On June 21, 2022, the UK Serious Fraud Office announced that Glencore Energy (UK) Ltd, an energy and gas company based in the UK, was convicted on all bribery charges brought by the SFO after the company admitted that it paid bribes on multiple occasions in order to obtain access to oil and generate illegal profits. Glencore Energy was convicted on seven counts of bribery, including five substantive charges under Section 1 of the Bribery Act 2012 and two charges under Section 7, the corporate failure to prevent bribery offense.
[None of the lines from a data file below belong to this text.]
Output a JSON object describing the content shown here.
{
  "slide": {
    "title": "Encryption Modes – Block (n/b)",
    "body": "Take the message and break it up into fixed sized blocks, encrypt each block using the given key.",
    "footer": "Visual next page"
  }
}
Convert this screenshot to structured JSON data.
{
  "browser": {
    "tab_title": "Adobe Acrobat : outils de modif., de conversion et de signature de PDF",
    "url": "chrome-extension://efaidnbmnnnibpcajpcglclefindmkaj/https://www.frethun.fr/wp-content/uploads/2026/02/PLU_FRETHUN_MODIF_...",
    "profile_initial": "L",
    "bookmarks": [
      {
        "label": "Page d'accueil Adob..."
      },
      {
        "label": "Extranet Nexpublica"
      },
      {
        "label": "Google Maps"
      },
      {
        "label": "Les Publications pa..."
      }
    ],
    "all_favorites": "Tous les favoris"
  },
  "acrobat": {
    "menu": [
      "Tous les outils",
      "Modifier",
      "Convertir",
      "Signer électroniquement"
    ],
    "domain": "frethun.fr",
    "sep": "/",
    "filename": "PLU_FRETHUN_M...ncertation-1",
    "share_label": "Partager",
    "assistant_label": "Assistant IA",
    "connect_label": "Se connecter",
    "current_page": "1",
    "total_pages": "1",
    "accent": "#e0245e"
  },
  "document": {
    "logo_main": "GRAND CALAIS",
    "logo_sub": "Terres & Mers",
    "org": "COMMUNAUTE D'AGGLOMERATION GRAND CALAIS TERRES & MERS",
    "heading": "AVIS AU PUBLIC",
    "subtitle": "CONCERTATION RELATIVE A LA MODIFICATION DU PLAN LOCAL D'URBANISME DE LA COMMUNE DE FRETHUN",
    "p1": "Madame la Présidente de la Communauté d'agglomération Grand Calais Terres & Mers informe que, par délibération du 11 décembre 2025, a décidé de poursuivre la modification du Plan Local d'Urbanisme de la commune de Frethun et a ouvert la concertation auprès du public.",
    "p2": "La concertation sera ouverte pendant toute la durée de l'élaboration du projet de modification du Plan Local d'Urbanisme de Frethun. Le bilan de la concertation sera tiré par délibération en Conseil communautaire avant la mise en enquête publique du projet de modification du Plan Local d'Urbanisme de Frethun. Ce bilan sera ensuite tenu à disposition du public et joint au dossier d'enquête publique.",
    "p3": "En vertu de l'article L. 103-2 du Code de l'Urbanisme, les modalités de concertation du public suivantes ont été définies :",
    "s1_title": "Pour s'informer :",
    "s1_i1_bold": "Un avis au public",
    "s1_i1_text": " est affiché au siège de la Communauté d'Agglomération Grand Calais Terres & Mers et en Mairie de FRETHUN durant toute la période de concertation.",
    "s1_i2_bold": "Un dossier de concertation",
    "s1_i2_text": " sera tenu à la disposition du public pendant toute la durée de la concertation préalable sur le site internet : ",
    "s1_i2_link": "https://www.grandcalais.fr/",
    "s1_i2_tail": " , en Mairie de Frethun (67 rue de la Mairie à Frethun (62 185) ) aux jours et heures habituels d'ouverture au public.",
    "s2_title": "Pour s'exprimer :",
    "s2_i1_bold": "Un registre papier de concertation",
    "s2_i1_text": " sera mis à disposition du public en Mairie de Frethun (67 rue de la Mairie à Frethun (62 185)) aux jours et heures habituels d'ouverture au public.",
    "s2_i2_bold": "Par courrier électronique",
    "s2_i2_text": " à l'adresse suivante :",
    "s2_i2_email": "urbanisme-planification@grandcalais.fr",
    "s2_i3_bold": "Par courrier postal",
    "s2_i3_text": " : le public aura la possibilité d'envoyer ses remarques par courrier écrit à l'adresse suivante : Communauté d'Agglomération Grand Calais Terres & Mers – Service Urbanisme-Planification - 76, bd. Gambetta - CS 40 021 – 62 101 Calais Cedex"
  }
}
The charges were filed by the SFO after its investigation, code-named Operation Azoth, revealed that Glencore employees and agents paid more than $28 million in bribes in exchange for preferential treatment for its oil operations around the world, which included increased cargoes, valuable grades of oil and preferred delivery dates. According to the SFO, Glencore approved these improper payments at its oil operations located in Nigeria, Cameroon, Ivory Coast, Equatorial Guinea and South Sudan.
Glencore Energy is scheduled to be sentenced in the UK on November 2 and 3 of 2022.
Glencore Energy’s conviction comes approximately a month after Glencore International AG, a multi-national commodity trading and mining company based in Switzerland, and Glencore Ltd., its US commodities trading arm, entered separate guilty pleas and settlements with the US Department of Justice, US Commodity Futures Trading Commission, the UK’s SFO and Brazilian authorities. As part of the global settlements reached on May 24, 2022, the companies agreed to pay a combined total of $1.1 billion in fines and forfeitures. Glencore International admitted that it conspired to violate the Foreign Corrupt Practices Act and engaged in an international bribery scheme between 2007 and 2018, while Glencore Ltd. admitted that it participated in a scheme to manipulate price assessments issued by S&P Global Platts. On the same day, both companies also entered into a separate resolution with the CFTC after the Commission found that both companies manipulated price assessments, misappropriated confidential information from state-owned entities, and paid bribes for preferential treatment in oil and oil product transactions.